The leg flags we use in Delaware Bay are commonly deployed on shorebirds around the world. For many years, my coauthor Dr. Nigel Clark has been concerned about the potential for misidentification and its consequences, but misread error rates are hard to quantify. So, in 2008 he randomly withheld 20% of the flags manufactured for that field season. This provided us with real possible codes that were never deployed and a way to directly estimate the minimum error rate in our dataset if erroneous resightings of those codes appeared in the data.

We also estimated a maximum possible error rate to get a sense of the range of possible error rates in our dataset. In Delaware Bay, individuals are often seen several times a year and by multiple different observers. Considering this, we identified records where a bird was only recorded once in a year as possible misreads, which we used to estimate maximum possible misread rate, since it seemed unlikely that the same misread error would occur more than once in a year.

Based on resighting data from 2009-2018, we estimated that the minimum misread error rate in our data was 0.31% and the maximum was 6.6%. We found that both average error rate and the variation among observers decreased with experience (the total number of flags an observer had resighted). Our study showed that failing to account for misreads can lead to an apparent negative trend in survival probability over time when none exists. In our paper, we also explore some ways to help mitigate the effects of misreads through data filtering.

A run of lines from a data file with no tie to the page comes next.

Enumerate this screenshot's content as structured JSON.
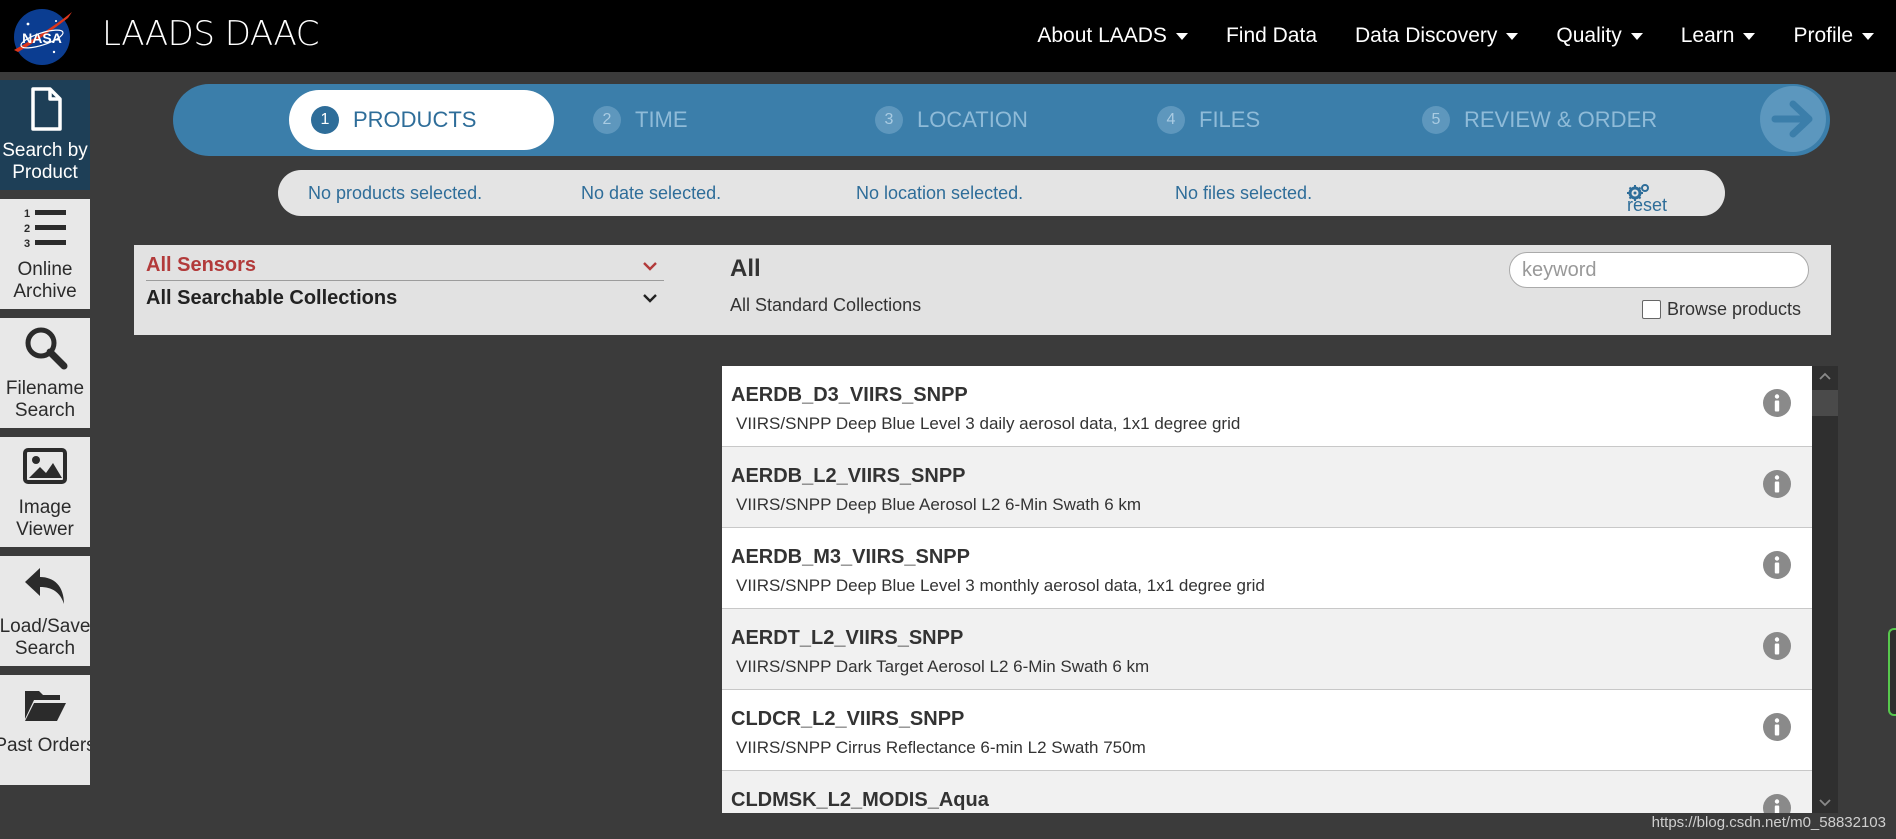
{
  "header": {
    "brand": "LAADS DAAC",
    "logo_text": "NASA",
    "nav": [
      {
        "label": "About LAADS",
        "dropdown": true
      },
      {
        "label": "Find Data",
        "dropdown": false
      },
      {
        "label": "Data Discovery",
        "dropdown": true
      },
      {
        "label": "Quality",
        "dropdown": true
      },
      {
        "label": "Learn",
        "dropdown": true
      },
      {
        "label": "Profile",
        "dropdown": true
      }
    ]
  },
  "sidebar": {
    "items": [
      {
        "line1": "Search by",
        "line2": "Product",
        "icon": "document-icon",
        "active": true
      },
      {
        "line1": "Online",
        "line2": "Archive",
        "icon": "numbered-list-icon",
        "active": false
      },
      {
        "line1": "Filename",
        "line2": "Search",
        "icon": "search-icon",
        "active": false
      },
      {
        "line1": "Image",
        "line2": "Viewer",
        "icon": "image-icon",
        "active": false
      },
      {
        "line1": "Load/Save",
        "line2": "Search",
        "icon": "reply-arrow-icon",
        "active": false
      },
      {
        "line1": "Past Orders",
        "line2": "",
        "icon": "folder-open-icon",
        "active": false
      }
    ]
  },
  "wizard": {
    "steps": [
      {
        "num": "1",
        "label": "PRODUCTS",
        "active": true
      },
      {
        "num": "2",
        "label": "TIME",
        "active": false
      },
      {
        "num": "3",
        "label": "LOCATION",
        "active": false
      },
      {
        "num": "4",
        "label": "FILES",
        "active": false
      },
      {
        "num": "5",
        "label": "REVIEW & ORDER",
        "active": false
      }
    ],
    "next_icon": "arrow-right-circle-icon"
  },
  "status": {
    "products": "No products selected.",
    "date": "No date selected.",
    "location": "No location selected.",
    "files": "No files selected.",
    "reset_label": "reset"
  },
  "filters": {
    "sensors": "All Sensors",
    "collections": "All Searchable Collections",
    "category_title": "All",
    "category_subtitle": "All Standard Collections",
    "keyword_placeholder": "keyword",
    "keyword_value": "",
    "browse_label": "Browse products",
    "browse_checked": false
  },
  "products": [
    {
      "name": "AERDB_D3_VIIRS_SNPP",
      "desc": "VIIRS/SNPP Deep Blue Level 3 daily aerosol data, 1x1 degree grid"
    },
    {
      "name": "AERDB_L2_VIIRS_SNPP",
      "desc": "VIIRS/SNPP Deep Blue Aerosol L2 6-Min Swath 6 km"
    },
    {
      "name": "AERDB_M3_VIIRS_SNPP",
      "desc": "VIIRS/SNPP Deep Blue Level 3 monthly aerosol data, 1x1 degree grid"
    },
    {
      "name": "AERDT_L2_VIIRS_SNPP",
      "desc": "VIIRS/SNPP Dark Target Aerosol L2 6-Min Swath 6 km"
    },
    {
      "name": "CLDCR_L2_VIIRS_SNPP",
      "desc": "VIIRS/SNPP Cirrus Reflectance 6-min L2 Swath 750m"
    },
    {
      "name": "CLDMSK_L2_MODIS_Aqua",
      "desc": ""
    }
  ],
  "watermark": "https://blog.csdn.net/m0_58832103",
  "colors": {
    "accent": "#3b7eaa",
    "active_step_text": "#2e6d99",
    "sensor_red": "#b23a3a",
    "sidebar_active": "#1e3f57"
  }
}
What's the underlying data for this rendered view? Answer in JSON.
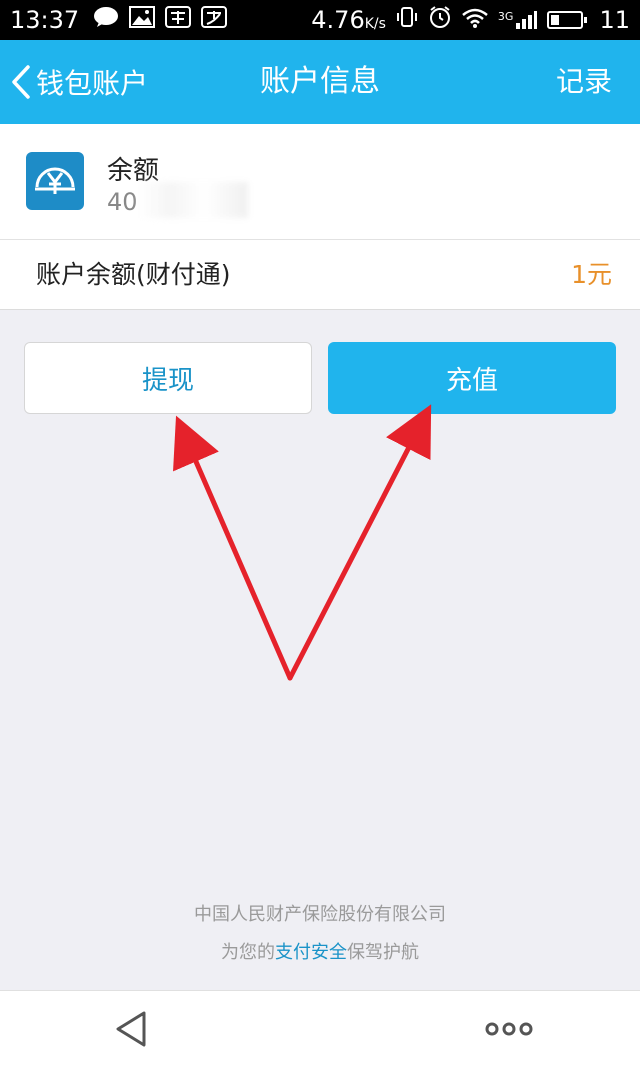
{
  "status_bar": {
    "time": "13:37",
    "net_speed": "4.76",
    "net_unit": "K/s",
    "signal": "3G",
    "battery": "11"
  },
  "nav": {
    "back_label": "钱包账户",
    "title": "账户信息",
    "right_label": "记录"
  },
  "account": {
    "label": "余额",
    "number_prefix": "40"
  },
  "balance": {
    "label": "账户余额(财付通)",
    "value": "1元"
  },
  "actions": {
    "withdraw": "提现",
    "recharge": "充值"
  },
  "footer": {
    "line1": "中国人民财产保险股份有限公司",
    "line2_pre": "为您的",
    "line2_highlight": "支付安全",
    "line2_post": "保驾护航"
  },
  "colors": {
    "accent": "#20b4ed",
    "balance_value": "#e8902a",
    "arrow": "#e5222b"
  }
}
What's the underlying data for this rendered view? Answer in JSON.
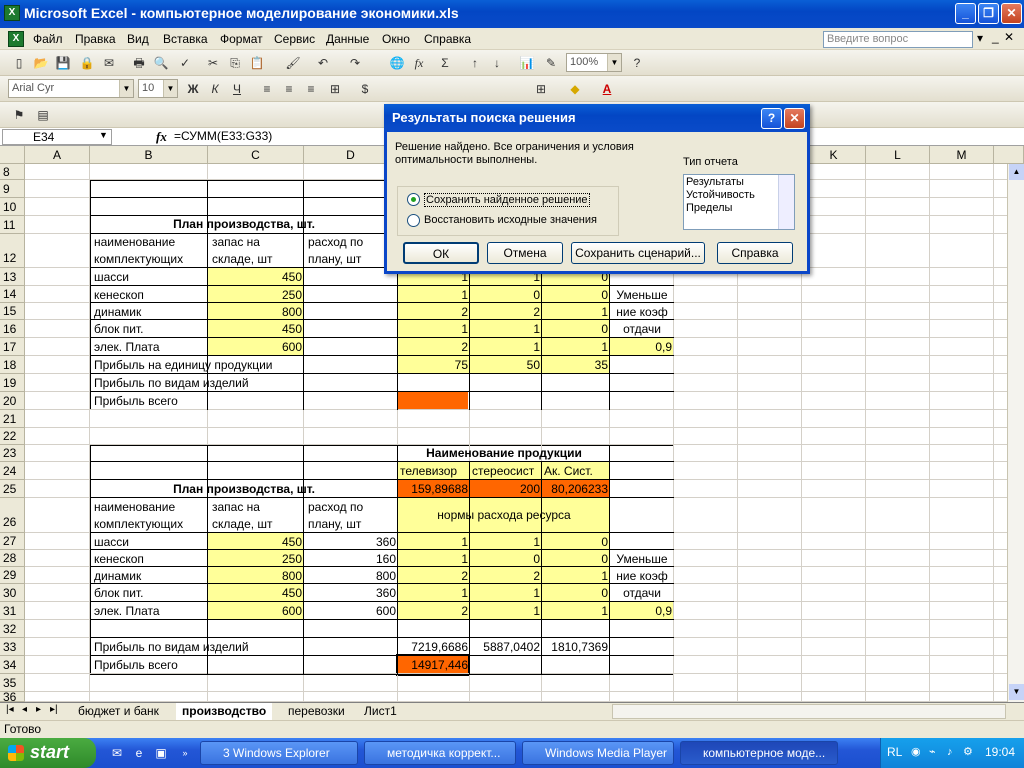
{
  "window": {
    "title": "Microsoft Excel - компьютерное моделирование экономики.xls",
    "app_icon": "X"
  },
  "menu": [
    "Файл",
    "Правка",
    "Вид",
    "Вставка",
    "Формат",
    "Сервис",
    "Данные",
    "Окно",
    "Справка"
  ],
  "question_box": {
    "placeholder": "Введите вопрос"
  },
  "toolbar": {
    "zoom": "100%",
    "font_name": "Arial Cyr",
    "font_size": "10",
    "bold": "Ж",
    "italic": "К",
    "underline": "Ч",
    "font_color_letter": "А"
  },
  "formula_bar": {
    "cell_ref": "E34",
    "fx": "fx",
    "formula": "=СУММ(E33:G33)"
  },
  "columns": [
    "A",
    "B",
    "C",
    "D",
    "",
    "",
    "",
    "",
    "K",
    "L",
    "M"
  ],
  "rows": [
    "8",
    "9",
    "10",
    "11",
    "12",
    "13",
    "14",
    "15",
    "16",
    "17",
    "18",
    "19",
    "20",
    "21",
    "22",
    "23",
    "24",
    "25",
    "26",
    "27",
    "28",
    "29",
    "30",
    "31",
    "32",
    "33",
    "34",
    "35",
    "36"
  ],
  "cells": {
    "t1_title": "План производства, шт.",
    "h_name": "наименование комплектующих",
    "h_stock": "запас на складе, шт",
    "h_plan": "расход по плану, шт",
    "r13_b": "шасси",
    "r13_c": "450",
    "r13_e": "1",
    "r13_f": "1",
    "r13_g": "0",
    "r14_b": "кенескоп",
    "r14_c": "250",
    "r14_e": "1",
    "r14_f": "0",
    "r14_g": "0",
    "r14_h": "Уменьше",
    "r15_b": "динамик",
    "r15_c": "800",
    "r15_e": "2",
    "r15_f": "2",
    "r15_g": "1",
    "r15_h": "ние коэф",
    "r16_b": "блок пит.",
    "r16_c": "450",
    "r16_e": "1",
    "r16_f": "1",
    "r16_g": "0",
    "r16_h": "отдачи",
    "r17_b": "элек. Плата",
    "r17_c": "600",
    "r17_e": "2",
    "r17_f": "1",
    "r17_g": "1",
    "r17_h": "0,9",
    "r18_b": "Прибыль на единицу продукции",
    "r18_e": "75",
    "r18_f": "50",
    "r18_g": "35",
    "r19_b": "Прибыль по видам изделий",
    "r20_b": "Прибыль всего",
    "r23_e": "Наименование продукции",
    "r24_e": "телевизор",
    "r24_f": "стереосист",
    "r24_g": "Ак. Сист.",
    "r25_b": "План производства, шт.",
    "r25_e": "159,89688",
    "r25_f": "200",
    "r25_g": "80,206233",
    "r26_e": "нормы расхода ресурса",
    "r27_b": "шасси",
    "r27_c": "450",
    "r27_d": "360",
    "r27_e": "1",
    "r27_f": "1",
    "r27_g": "0",
    "r28_b": "кенескоп",
    "r28_c": "250",
    "r28_d": "160",
    "r28_e": "1",
    "r28_f": "0",
    "r28_g": "0",
    "r28_h": "Уменьше",
    "r29_b": "динамик",
    "r29_c": "800",
    "r29_d": "800",
    "r29_e": "2",
    "r29_f": "2",
    "r29_g": "1",
    "r29_h": "ние коэф",
    "r30_b": "блок пит.",
    "r30_c": "450",
    "r30_d": "360",
    "r30_e": "1",
    "r30_f": "1",
    "r30_g": "0",
    "r30_h": "отдачи",
    "r31_b": "элек. Плата",
    "r31_c": "600",
    "r31_d": "600",
    "r31_e": "2",
    "r31_f": "1",
    "r31_g": "1",
    "r31_h": "0,9",
    "r33_b": "Прибыль по видам изделий",
    "r33_e": "7219,6686",
    "r33_f": "5887,0402",
    "r33_g": "1810,7369",
    "r34_b": "Прибыль всего",
    "r34_e": "14917,446"
  },
  "sheet_tabs": [
    "бюджет и банк",
    "производство",
    "перевозки",
    "Лист1"
  ],
  "status": "Готово",
  "dialog": {
    "title": "Результаты поиска решения",
    "message": "Решение найдено. Все ограничения и условия оптимальности выполнены.",
    "report_label": "Тип отчета",
    "reports": [
      "Результаты",
      "Устойчивость",
      "Пределы"
    ],
    "opt_keep": "Сохранить найденное решение",
    "opt_restore": "Восстановить исходные значения",
    "btn_ok": "ОК",
    "btn_cancel": "Отмена",
    "btn_save": "Сохранить сценарий...",
    "btn_help": "Справка"
  },
  "taskbar": {
    "start": "start",
    "tasks": [
      "3 Windows Explorer",
      "методичка коррект...",
      "Windows Media Player",
      "компьютерное моде..."
    ],
    "lang": "RL",
    "clock": "19:04"
  }
}
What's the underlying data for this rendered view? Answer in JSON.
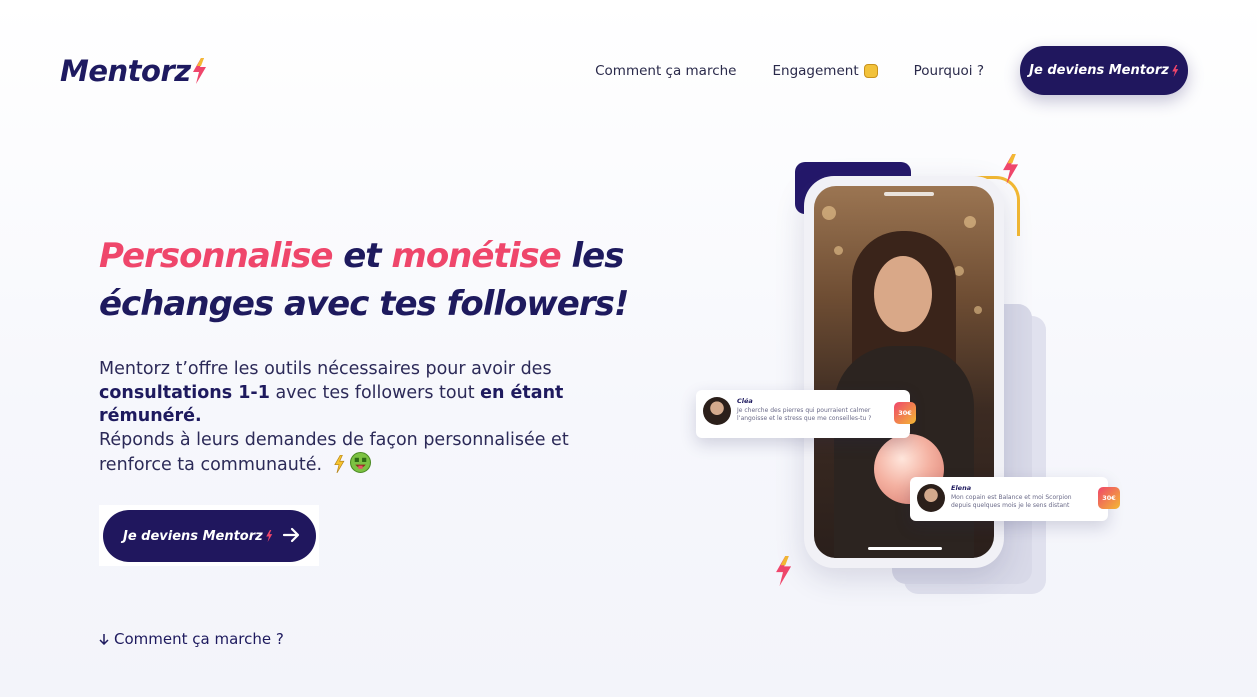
{
  "header": {
    "logo_text": "Mentorz",
    "nav": [
      {
        "label": "Comment ça marche"
      },
      {
        "label": "Engagement"
      },
      {
        "label": "Pourquoi ?"
      }
    ],
    "cta_label": "Je deviens Mentorz"
  },
  "hero": {
    "title_word1": "Personnalise",
    "title_word2": " et ",
    "title_word3": "monétise",
    "title_word4": " les",
    "title_line2": "échanges avec tes followers!",
    "desc_part1": "Mentorz t’offre les outils nécessaires pour avoir des ",
    "desc_bold1": "consultations 1-1",
    "desc_part2": " avec tes followers tout ",
    "desc_bold2": "en étant rémunéré.",
    "desc_part3": "Réponds à leurs demandes de façon personnalisée et renforce ta communauté.",
    "cta_label": "Je deviens Mentorz",
    "how_link": "Comment ça marche ?"
  },
  "illustration": {
    "bubble1": {
      "name": "Cléa",
      "text": "Je cherche des pierres qui pourraient calmer l’angoisse et le stress que me conseilles-tu ?",
      "price": "30€"
    },
    "bubble2": {
      "name": "Elena",
      "text": "Mon copain est Balance et moi Scorpion depuis quelques mois je le sens distant",
      "price": "30€"
    }
  },
  "colors": {
    "navy": "#20175e",
    "pink": "#ef466b",
    "orange": "#f3b933"
  }
}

Volunteer-based citizen science programs provide rich datasets that can help us understand the drivers of population dynamics and declines. However, when individual misidentification is possible, it’s important to understand error rates and filter potentially suspicious records to avoid biased inferences. Failing to do so could have serious implications not only for our understanding of population declines, but also for the conservation decisions we made based on those analyses.